**Exercise**
Pick each line that has "clusters" out of the records.

**Material for this task**

------------------------

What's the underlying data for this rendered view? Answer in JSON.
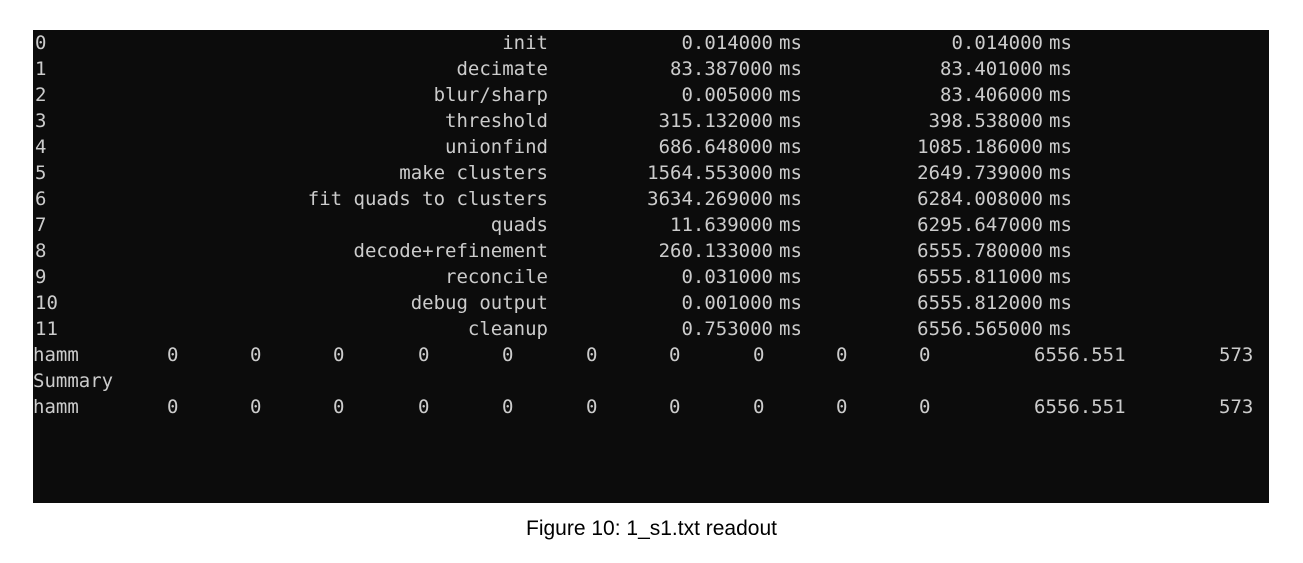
{
  "stage_rows": [
    {
      "idx": "0",
      "name": "init",
      "time": "0.014000",
      "cum": "0.014000",
      "unit": "ms"
    },
    {
      "idx": "1",
      "name": "decimate",
      "time": "83.387000",
      "cum": "83.401000",
      "unit": "ms"
    },
    {
      "idx": "2",
      "name": "blur/sharp",
      "time": "0.005000",
      "cum": "83.406000",
      "unit": "ms"
    },
    {
      "idx": "3",
      "name": "threshold",
      "time": "315.132000",
      "cum": "398.538000",
      "unit": "ms"
    },
    {
      "idx": "4",
      "name": "unionfind",
      "time": "686.648000",
      "cum": "1085.186000",
      "unit": "ms"
    },
    {
      "idx": "5",
      "name": "make clusters",
      "time": "1564.553000",
      "cum": "2649.739000",
      "unit": "ms"
    },
    {
      "idx": "6",
      "name": "fit quads to clusters",
      "time": "3634.269000",
      "cum": "6284.008000",
      "unit": "ms"
    },
    {
      "idx": "7",
      "name": "quads",
      "time": "11.639000",
      "cum": "6295.647000",
      "unit": "ms"
    },
    {
      "idx": "8",
      "name": "decode+refinement",
      "time": "260.133000",
      "cum": "6555.780000",
      "unit": "ms"
    },
    {
      "idx": "9",
      "name": "reconcile",
      "time": "0.031000",
      "cum": "6555.811000",
      "unit": "ms"
    },
    {
      "idx": "10",
      "name": "debug output",
      "time": "0.001000",
      "cum": "6555.812000",
      "unit": "ms"
    },
    {
      "idx": "11",
      "name": "cleanup",
      "time": "0.753000",
      "cum": "6556.565000",
      "unit": "ms"
    }
  ],
  "hamm_row_1": {
    "label": "hamm",
    "values": [
      "0",
      "0",
      "0",
      "0",
      "0",
      "0",
      "0",
      "0",
      "0",
      "0"
    ],
    "total": "6556.551",
    "count": "573"
  },
  "summary_label": "Summary",
  "hamm_row_2": {
    "label": "hamm",
    "values": [
      "0",
      "0",
      "0",
      "0",
      "0",
      "0",
      "0",
      "0",
      "0",
      "0"
    ],
    "total": "6556.551",
    "count": "573"
  },
  "caption": "Figure 10: 1_s1.txt readout",
  "colors": {
    "terminal_bg": "#0c0c0c",
    "terminal_fg": "#cccccc",
    "page_bg": "#ffffff"
  }
}
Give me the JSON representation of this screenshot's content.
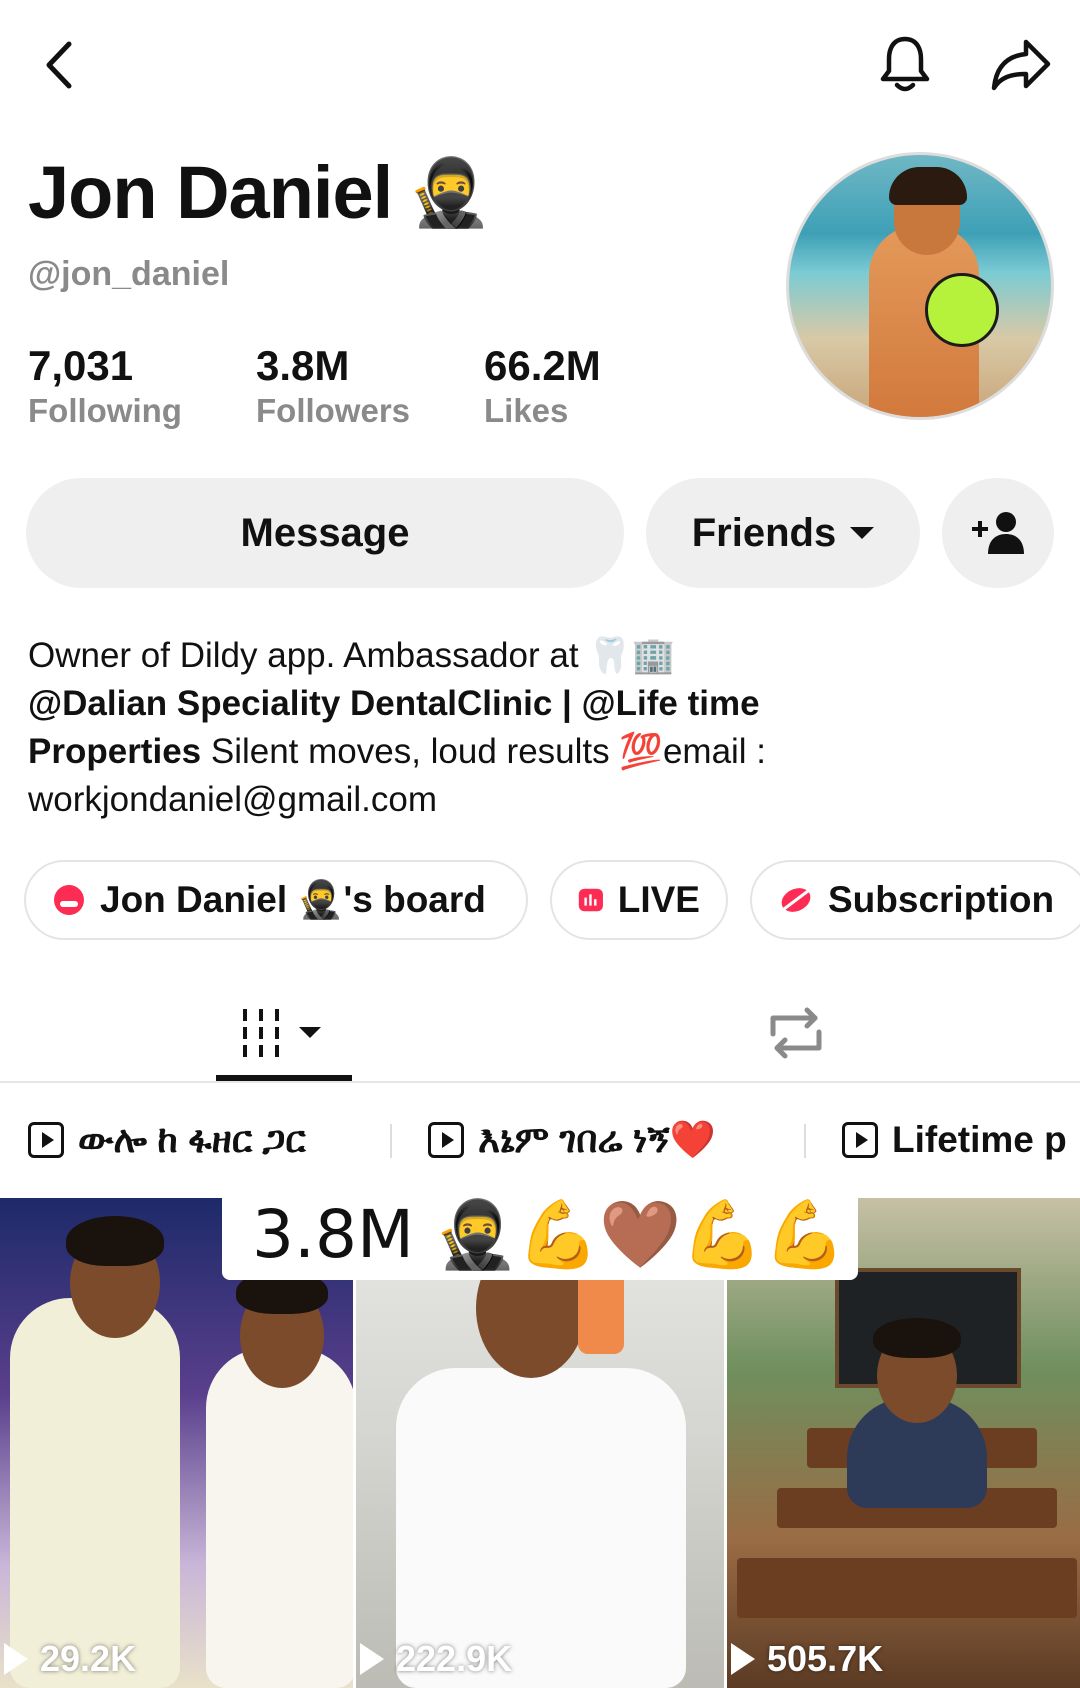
{
  "header": {
    "back_label": "Back",
    "bell_label": "Notifications",
    "share_label": "Share"
  },
  "profile": {
    "name": "Jon Daniel",
    "name_emoji": "🥷",
    "handle": "@jon_daniel",
    "stats": [
      {
        "value": "7,031",
        "label": "Following"
      },
      {
        "value": "3.8M",
        "label": "Followers"
      },
      {
        "value": "66.2M",
        "label": "Likes"
      }
    ]
  },
  "actions": {
    "message_label": "Message",
    "friends_label": "Friends"
  },
  "bio": {
    "line1": "Owner of Dildy app.   Ambassador at 🦷🏢",
    "line2": "@Dalian Speciality DentalClinic  | @Life time",
    "line3_bold": "Properties",
    "line3_rest": "  Silent moves, loud results 💯email :",
    "line4": "workjondaniel@gmail.com"
  },
  "chips": {
    "board": "Jon Daniel 🥷's board",
    "live": "LIVE",
    "subscription": "Subscription"
  },
  "playlists": [
    "ውሎ ከ ፋዘር ጋር",
    "እኔም ገበሬ ነኝ❤️",
    "Lifetime p"
  ],
  "overlay": {
    "text": "3.8M 🥷💪🤎💪💪"
  },
  "videos": [
    {
      "views": "29.2K"
    },
    {
      "views": "222.9K"
    },
    {
      "views": "505.7K"
    }
  ],
  "colors": {
    "accent_pink": "#fe2c55",
    "muted_text": "#8a8a8a",
    "button_bg": "#efefef"
  }
}
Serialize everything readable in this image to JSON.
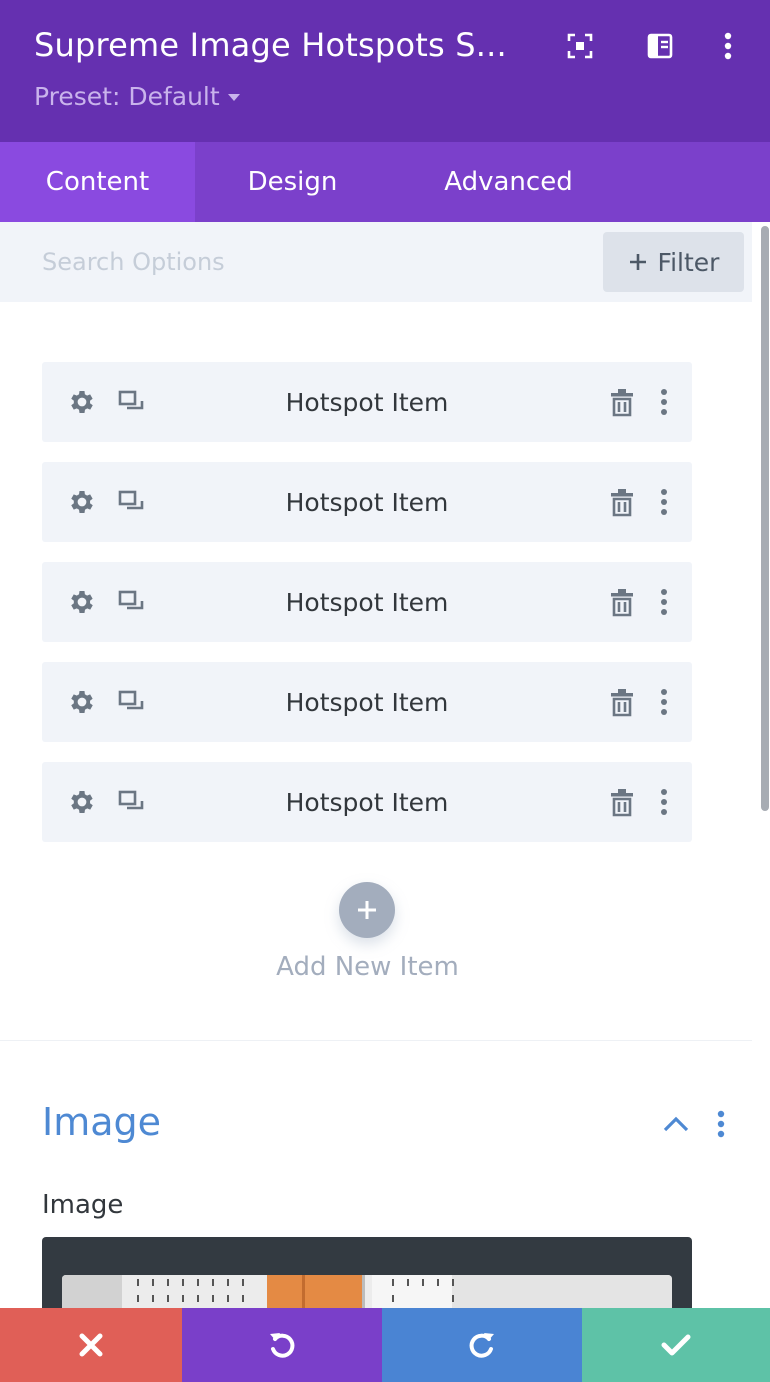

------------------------

**Response**
      "name": "make clusters",
      "name": "fit quads to clusters",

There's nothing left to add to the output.